EXERCISE DETAILS: Copy the data exactly, pictures aside.

[Collected data entries]
-- Opening Marker --

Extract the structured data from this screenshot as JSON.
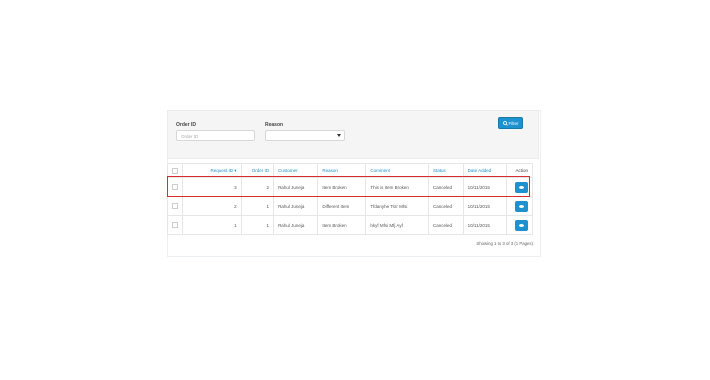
{
  "filter": {
    "order_id_label": "Order ID",
    "order_id_placeholder": "Order ID",
    "reason_label": "Reason",
    "reason_selected": "",
    "button_label": "Filter",
    "button_icon": "search-icon"
  },
  "table": {
    "headers": [
      "Request ID ▾",
      "Order ID",
      "Customer",
      "Reason",
      "Comment",
      "Status",
      "Date Added",
      "Action"
    ],
    "rows": [
      {
        "request_id": "3",
        "order_id": "2",
        "customer": "Rahul Juneja",
        "reason": "Item Broken",
        "comment": "This is Item Broken",
        "status": "Canceled",
        "date_added": "10/11/2015"
      },
      {
        "request_id": "2",
        "order_id": "1",
        "customer": "Rahul Juneja",
        "reason": "Different Item",
        "comment": "Tfdanyhe Tsrr Mfsi",
        "status": "Canceled",
        "date_added": "10/11/2015"
      },
      {
        "request_id": "1",
        "order_id": "1",
        "customer": "Rahul Juneja",
        "reason": "Item Broken",
        "comment": "hkyf Mfsi Mfj Ayf",
        "status": "Canceled",
        "date_added": "10/11/2015"
      }
    ]
  },
  "pagination": {
    "text": "Showing 1 to 3 of 3 (1 Pages)"
  },
  "colors": {
    "accent": "#1e91cf",
    "highlight": "#d62f2f"
  }
}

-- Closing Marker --

RESULT OF THE EXERCISE:
Extract the structured data from this screenshot as JSON.
{
  "filter": {
    "order_id_label": "Order ID",
    "order_id_placeholder": "Order ID",
    "reason_label": "Reason",
    "reason_selected": "",
    "button_label": "Filter",
    "button_icon": "search-icon"
  },
  "table": {
    "headers": [
      "Request ID ▾",
      "Order ID",
      "Customer",
      "Reason",
      "Comment",
      "Status",
      "Date Added",
      "Action"
    ],
    "rows": [
      {
        "request_id": "3",
        "order_id": "2",
        "customer": "Rahul Juneja",
        "reason": "Item Broken",
        "comment": "This is Item Broken",
        "status": "Canceled",
        "date_added": "10/11/2015"
      },
      {
        "request_id": "2",
        "order_id": "1",
        "customer": "Rahul Juneja",
        "reason": "Different Item",
        "comment": "Tfdanyhe Tsrr Mfsi",
        "status": "Canceled",
        "date_added": "10/11/2015"
      },
      {
        "request_id": "1",
        "order_id": "1",
        "customer": "Rahul Juneja",
        "reason": "Item Broken",
        "comment": "hkyf Mfsi Mfj Ayf",
        "status": "Canceled",
        "date_added": "10/11/2015"
      }
    ]
  },
  "pagination": {
    "text": "Showing 1 to 3 of 3 (1 Pages)"
  },
  "colors": {
    "accent": "#1e91cf",
    "highlight": "#d62f2f"
  }
}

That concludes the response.